The collagen crosslinks, pyridinoline (Pyr) and deoxypyridinoline (D-Pyr), were recently identified as potential markers of the rate of bone resorption. To determine whether urinary concentrations of Pyr and D-Pyr might provide an early warning of bone metastases in patients being monitored for cancer of the prostate, we compared these two newer parameters with the conventional indicators, that is, the serum concentrations of Bone Gla protein (BGP: osteocalcin) and alkaline phosphatase (ALP), in patients with prostate cancer with and without bone metastases vs. those of age-matched patients with benign prostatic hyperplasia (BPH). Urinary excretion of these compounds, expressed as a ratio to urinary creatinine (mg/dl), was determined by high performance liquid chromatography (HPLC) in 23 patients with prostate cancer (16 with bone metastases and 7 without bone metastases) and in 23 patients with BPH. The mean values of urinary Pyr and D-Pyr; 65.02±38.16pmol/μmol of creatinine and 8.87±7.01pmol/μmol of creatinine and 8.87±7.01pmol/μmol of creatinine, respectively, for patients with bone metastases of prostate cancer were significantly higher than those for patients without bone metastases of prostate cancer (27.43±10.29pmol/μmol of creatinine and 4.24±1.88pmol/μmol of creatinine) or for patients with BPH (25.58±7.54pmol/μmol of creatinine and 3.52±1.07pmol/μmol of creatinine). Among these three groups of patients, there were statistically significant (Pyr: P=0.0001, D-Pyr: P=0.001). The mean value of serum ALP for patients with bone metastases of prostate cancer (266.50±147.46IU/L) was significantly higher than that for patients without bone metastases of prostate cancer (135.14±20.32IU/L) and for patients with BPH (144.52±30.95IU/L) (P=0.0001). Urinary levels of both Pyr and D-Pyr were significantly correlated with serum ALP activity in patients with prostate cancer with bone metastases. Contrary to above results, differences in serum BGP levels of three groups of patients were not statistically significant.

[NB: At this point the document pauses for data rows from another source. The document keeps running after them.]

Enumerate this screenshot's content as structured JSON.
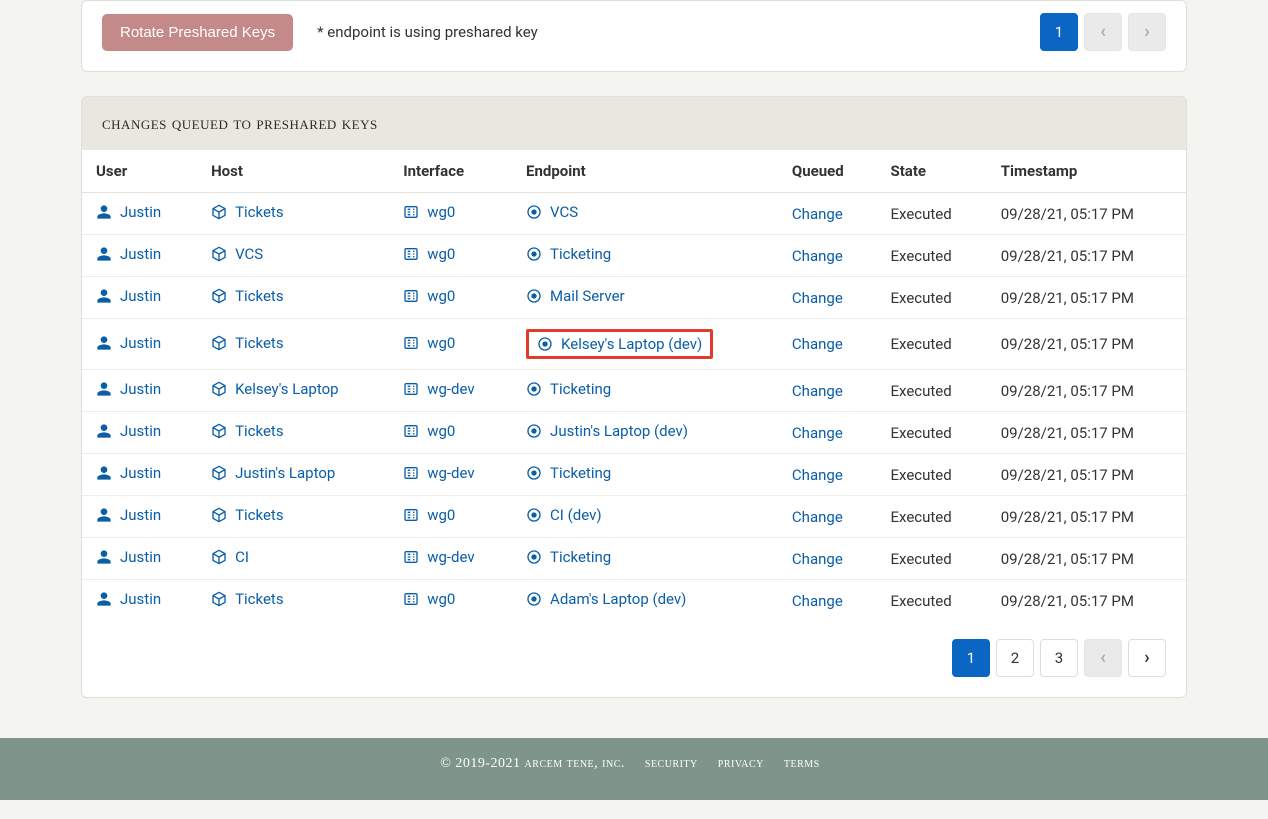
{
  "top": {
    "rotate_label": "Rotate Preshared Keys",
    "note": "* endpoint is using preshared key",
    "page_current": "1"
  },
  "panel": {
    "title": "changes queued to preshared keys"
  },
  "columns": {
    "user": "User",
    "host": "Host",
    "interface": "Interface",
    "endpoint": "Endpoint",
    "queued": "Queued",
    "state": "State",
    "timestamp": "Timestamp"
  },
  "rows": [
    {
      "user": "Justin",
      "host": "Tickets",
      "interface": "wg0",
      "endpoint": "VCS",
      "queued": "Change",
      "state": "Executed",
      "timestamp": "09/28/21, 05:17 PM",
      "hl": false
    },
    {
      "user": "Justin",
      "host": "VCS",
      "interface": "wg0",
      "endpoint": "Ticketing",
      "queued": "Change",
      "state": "Executed",
      "timestamp": "09/28/21, 05:17 PM",
      "hl": false
    },
    {
      "user": "Justin",
      "host": "Tickets",
      "interface": "wg0",
      "endpoint": "Mail Server",
      "queued": "Change",
      "state": "Executed",
      "timestamp": "09/28/21, 05:17 PM",
      "hl": false
    },
    {
      "user": "Justin",
      "host": "Tickets",
      "interface": "wg0",
      "endpoint": "Kelsey's Laptop (dev)",
      "queued": "Change",
      "state": "Executed",
      "timestamp": "09/28/21, 05:17 PM",
      "hl": true
    },
    {
      "user": "Justin",
      "host": "Kelsey's Laptop",
      "interface": "wg-dev",
      "endpoint": "Ticketing",
      "queued": "Change",
      "state": "Executed",
      "timestamp": "09/28/21, 05:17 PM",
      "hl": false
    },
    {
      "user": "Justin",
      "host": "Tickets",
      "interface": "wg0",
      "endpoint": "Justin's Laptop (dev)",
      "queued": "Change",
      "state": "Executed",
      "timestamp": "09/28/21, 05:17 PM",
      "hl": false
    },
    {
      "user": "Justin",
      "host": "Justin's Laptop",
      "interface": "wg-dev",
      "endpoint": "Ticketing",
      "queued": "Change",
      "state": "Executed",
      "timestamp": "09/28/21, 05:17 PM",
      "hl": false
    },
    {
      "user": "Justin",
      "host": "Tickets",
      "interface": "wg0",
      "endpoint": "CI (dev)",
      "queued": "Change",
      "state": "Executed",
      "timestamp": "09/28/21, 05:17 PM",
      "hl": false
    },
    {
      "user": "Justin",
      "host": "CI",
      "interface": "wg-dev",
      "endpoint": "Ticketing",
      "queued": "Change",
      "state": "Executed",
      "timestamp": "09/28/21, 05:17 PM",
      "hl": false
    },
    {
      "user": "Justin",
      "host": "Tickets",
      "interface": "wg0",
      "endpoint": "Adam's Laptop (dev)",
      "queued": "Change",
      "state": "Executed",
      "timestamp": "09/28/21, 05:17 PM",
      "hl": false
    }
  ],
  "pagination": {
    "p1": "1",
    "p2": "2",
    "p3": "3"
  },
  "footer": {
    "copyright": "© 2019-2021 arcem tene, inc.",
    "security": "security",
    "privacy": "privacy",
    "terms": "terms"
  }
}
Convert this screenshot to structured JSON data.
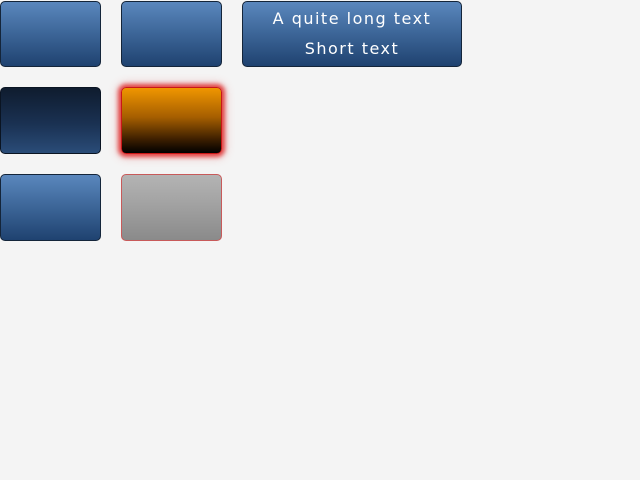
{
  "colors": {
    "background": "#f4f4f4",
    "button_blue_top": "#5a87bd",
    "button_blue_bottom": "#1f4270",
    "button_dark_top": "#0f1c2e",
    "button_orange_top": "#f09600",
    "button_orange_glow": "#dc1414",
    "button_gray": "#a0a0a0"
  },
  "text_button": {
    "line1": "A quite long text",
    "line2": "Short text"
  }
}
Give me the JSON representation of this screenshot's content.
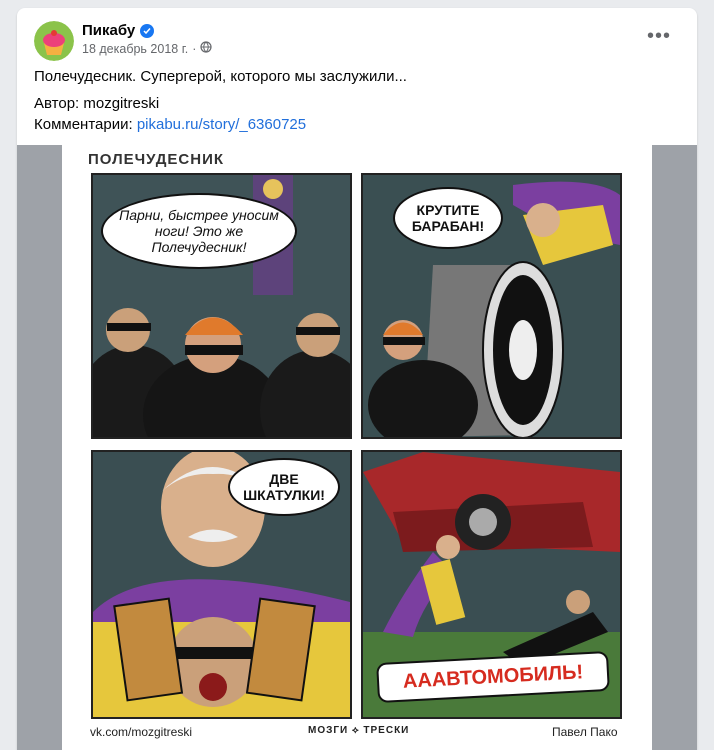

Measurement of urinary Pyr and D-Pyr may provide a useful marker of metastatic spread to bone in patients with prostate cancer.